  • Wayne Garnons-Williams, Law’90, a senior lawyer and Principal Director of Garwill Law Professional Corp. in Ottawa, provides corporate law services to start-ups and First Nation business ventures. He is also Tribunal Chair of the Federation of Saskatchewan Indian Nations Appeal Tribunal and Chair of the International Inter-Tribal Trade and Investment Organization.
  • Justice Joyce L. Pelletier, Law’90, was appointed to the Ontario Court of Justice in 2005. In her previous law practice, she focused extensively on servicing a First Nation and Aboriginal population in criminal defense and child protection work. She has also managed a large First Nation multi-social service child welfare and health agency. Justice Pelletier is an Ojibway woman from the Fort William First Nation.
  • Brian Eyolfson, Law’92 (Artsci’89), is serving as a commissioner on the National Inquiry into Missing and Murdered Indigenous Women and Girls. A human rights lawyer and member of Couchiching First Nation, he is one of five commissioners from across the country appointed by the federal government to the independent public inquiry.
  • David Sharpe, Law’95, is the CEO of Bridging Finance Inc., a private investment management firm based in Toronto. He is also Board of Governors Chair of the First Nations University of Canada. At Queen’s Law, he is a member of the Dean’s Council, Alumni Ambassador for Aboriginal Student Recruitment and instructor of the new First Nations Negotiation course. He is a Mohawk from Tyendinaga.

Indigenous Art Project

As part of a greater initiative to increase the visibility of Indigenous art and culture and the recognition of Indigenous territory in spaces across Queen’s campus, the Faculty of Law has launched a public art call for an Indigenous artist to produce an artwork for the atrium of the law school, for unveiling the in fall of 2018. 

Other recent initiatives

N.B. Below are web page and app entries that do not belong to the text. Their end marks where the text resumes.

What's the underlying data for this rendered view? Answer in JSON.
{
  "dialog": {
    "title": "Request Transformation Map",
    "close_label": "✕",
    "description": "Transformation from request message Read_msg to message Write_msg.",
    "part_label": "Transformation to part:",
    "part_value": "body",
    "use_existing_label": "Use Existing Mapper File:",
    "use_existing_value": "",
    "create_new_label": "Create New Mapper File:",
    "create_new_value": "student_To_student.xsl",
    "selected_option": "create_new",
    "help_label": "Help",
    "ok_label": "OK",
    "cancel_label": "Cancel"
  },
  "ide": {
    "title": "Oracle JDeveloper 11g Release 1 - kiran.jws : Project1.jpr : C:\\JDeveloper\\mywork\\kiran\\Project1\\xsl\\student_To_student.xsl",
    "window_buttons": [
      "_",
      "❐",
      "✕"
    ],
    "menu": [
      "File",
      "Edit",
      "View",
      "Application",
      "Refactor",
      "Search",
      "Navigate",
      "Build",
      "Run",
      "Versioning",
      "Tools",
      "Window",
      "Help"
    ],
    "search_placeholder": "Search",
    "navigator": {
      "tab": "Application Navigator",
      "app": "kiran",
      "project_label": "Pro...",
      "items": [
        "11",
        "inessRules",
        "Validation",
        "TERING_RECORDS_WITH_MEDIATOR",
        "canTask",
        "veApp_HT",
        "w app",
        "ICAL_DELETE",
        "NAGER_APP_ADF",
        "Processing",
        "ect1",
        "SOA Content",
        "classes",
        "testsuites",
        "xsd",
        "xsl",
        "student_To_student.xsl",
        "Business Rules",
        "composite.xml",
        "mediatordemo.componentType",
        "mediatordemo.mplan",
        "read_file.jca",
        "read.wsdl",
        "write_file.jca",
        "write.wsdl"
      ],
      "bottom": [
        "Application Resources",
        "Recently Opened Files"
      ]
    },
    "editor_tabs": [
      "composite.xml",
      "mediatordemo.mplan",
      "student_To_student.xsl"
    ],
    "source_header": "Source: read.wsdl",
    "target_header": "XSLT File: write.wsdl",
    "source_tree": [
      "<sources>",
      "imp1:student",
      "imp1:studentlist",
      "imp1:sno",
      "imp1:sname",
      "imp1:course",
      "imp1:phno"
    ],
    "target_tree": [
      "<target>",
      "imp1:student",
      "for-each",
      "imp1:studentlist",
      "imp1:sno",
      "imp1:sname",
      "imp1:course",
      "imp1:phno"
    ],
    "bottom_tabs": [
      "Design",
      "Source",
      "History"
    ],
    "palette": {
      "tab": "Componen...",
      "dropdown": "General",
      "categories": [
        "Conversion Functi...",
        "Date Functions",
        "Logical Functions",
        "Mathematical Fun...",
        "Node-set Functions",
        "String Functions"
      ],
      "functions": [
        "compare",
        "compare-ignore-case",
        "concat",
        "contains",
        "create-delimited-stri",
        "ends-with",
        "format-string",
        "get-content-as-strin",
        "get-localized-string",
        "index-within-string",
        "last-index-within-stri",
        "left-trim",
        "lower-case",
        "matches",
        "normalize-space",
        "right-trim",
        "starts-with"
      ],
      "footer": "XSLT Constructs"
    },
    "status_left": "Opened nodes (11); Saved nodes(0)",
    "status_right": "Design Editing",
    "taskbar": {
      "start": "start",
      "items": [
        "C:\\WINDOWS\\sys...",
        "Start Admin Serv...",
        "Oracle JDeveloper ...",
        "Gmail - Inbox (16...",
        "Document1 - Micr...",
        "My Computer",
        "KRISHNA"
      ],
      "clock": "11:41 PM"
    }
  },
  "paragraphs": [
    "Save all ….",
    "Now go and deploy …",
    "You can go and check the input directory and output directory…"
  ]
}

  • The introduction of a new internship agreement for Queen’s law students with Debwewin internships which allows them to work with indigenous organizations in Ontario, in partnership with Ontario Ministry of the Attorney General Indigenous Justice Division.
  • Cultural support for current Indigenous students through coffee chats such as a December 2 session with Queen's Law tax professor Art Cockfield on "Issues in Taxation for Indigenous People".
  • The creation of a Queen’s Law Student’s Society (LSS) Reconciliation Committee mandated with responding to the TRC Calls of Action; reviewing LSS policies and activities; and working with the faculty, LSS Core, and the LSS Aboriginal Student Representative to ensure that steps are taken by the LSS to think more deeply about its commitment to reconciliation and the implications of this commitment moving forward.
  • Created of a permanent Aboriginal student representative spot in student government (LSS).
  • Queen's hosted the national Aboriginal law moot (Kawaskimhon) in March, which included film screenings and a panel on aboriginal reconciliation with two chiefs, a First Nations economic leader and the President of First Nations University. A 15-minute documentary to raise awareness of the moot is nearing completion.
  • The development of an undergraduate course in Aboriginal Law (LAW 202, to be offered both online for distance learners and in blended format for Queen's undergrad students starting Summer 2017). 
  • Dean Bill Flanagan participated in the KI Trip in the summer of 2015 to better understand the barriers and challenges facing the youth who live there.


If you have any questions about Indigenous students and studying at Queen's Law, please get in touch: we're here to answer your questions!